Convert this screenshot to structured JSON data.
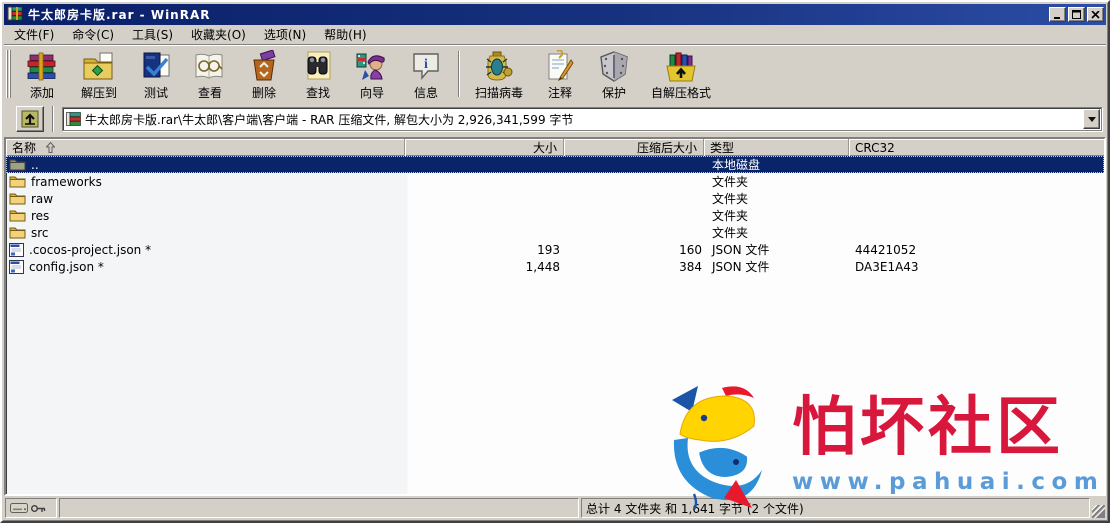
{
  "window": {
    "title": "牛太郎房卡版.rar - WinRAR"
  },
  "menu": {
    "items": [
      "文件(F)",
      "命令(C)",
      "工具(S)",
      "收藏夹(O)",
      "选项(N)",
      "帮助(H)"
    ]
  },
  "toolbar": {
    "buttons": [
      {
        "label": "添加",
        "icon": "add-archive-icon"
      },
      {
        "label": "解压到",
        "icon": "extract-to-icon"
      },
      {
        "label": "测试",
        "icon": "test-icon"
      },
      {
        "label": "查看",
        "icon": "view-icon"
      },
      {
        "label": "删除",
        "icon": "delete-icon"
      },
      {
        "label": "查找",
        "icon": "find-icon"
      },
      {
        "label": "向导",
        "icon": "wizard-icon"
      },
      {
        "label": "信息",
        "icon": "info-icon"
      },
      {
        "label": "扫描病毒",
        "icon": "scan-virus-icon"
      },
      {
        "label": "注释",
        "icon": "comment-icon"
      },
      {
        "label": "保护",
        "icon": "protect-icon"
      },
      {
        "label": "自解压格式",
        "icon": "sfx-icon"
      }
    ]
  },
  "address": {
    "path": "牛太郎房卡版.rar\\牛太郎\\客户端\\客户端 - RAR 压缩文件, 解包大小为 2,926,341,599 字节"
  },
  "columns": {
    "name": "名称",
    "size": "大小",
    "packed": "压缩后大小",
    "type": "类型",
    "crc": "CRC32"
  },
  "files": [
    {
      "name": "..",
      "size": "",
      "packed": "",
      "type": "本地磁盘",
      "crc": "",
      "icon": "updir-folder-icon",
      "selected": true
    },
    {
      "name": "frameworks",
      "size": "",
      "packed": "",
      "type": "文件夹",
      "crc": "",
      "icon": "folder-icon"
    },
    {
      "name": "raw",
      "size": "",
      "packed": "",
      "type": "文件夹",
      "crc": "",
      "icon": "folder-icon"
    },
    {
      "name": "res",
      "size": "",
      "packed": "",
      "type": "文件夹",
      "crc": "",
      "icon": "folder-icon"
    },
    {
      "name": "src",
      "size": "",
      "packed": "",
      "type": "文件夹",
      "crc": "",
      "icon": "folder-icon"
    },
    {
      "name": ".cocos-project.json *",
      "size": "193",
      "packed": "160",
      "type": "JSON 文件",
      "crc": "44421052",
      "icon": "json-file-icon"
    },
    {
      "name": "config.json *",
      "size": "1,448",
      "packed": "384",
      "type": "JSON 文件",
      "crc": "DA3E1A43",
      "icon": "json-file-icon"
    }
  ],
  "statusbar": {
    "totals": "总计 4 文件夹 和 1,641 字节 (2 个文件)"
  },
  "watermark": {
    "title": "怕坏社区",
    "url": "www.pahuai.com",
    "title_color": "#d8173d",
    "url_color": "#5b9bd8"
  },
  "colors": {
    "titlebar_start": "#0a1f68",
    "titlebar_end": "#2c4da6",
    "chrome_gray": "#d4d0c8",
    "selection_blue": "#0a246a"
  }
}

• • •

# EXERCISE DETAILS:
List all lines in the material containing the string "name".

# TASK OUTPUT:
    "name": "名称",
      "name": "..",
      "name": "frameworks",
      "name": "raw",
      "name": "res",
      "name": "src",
      "name": ".cocos-project.json *",
      "name": "config.json *",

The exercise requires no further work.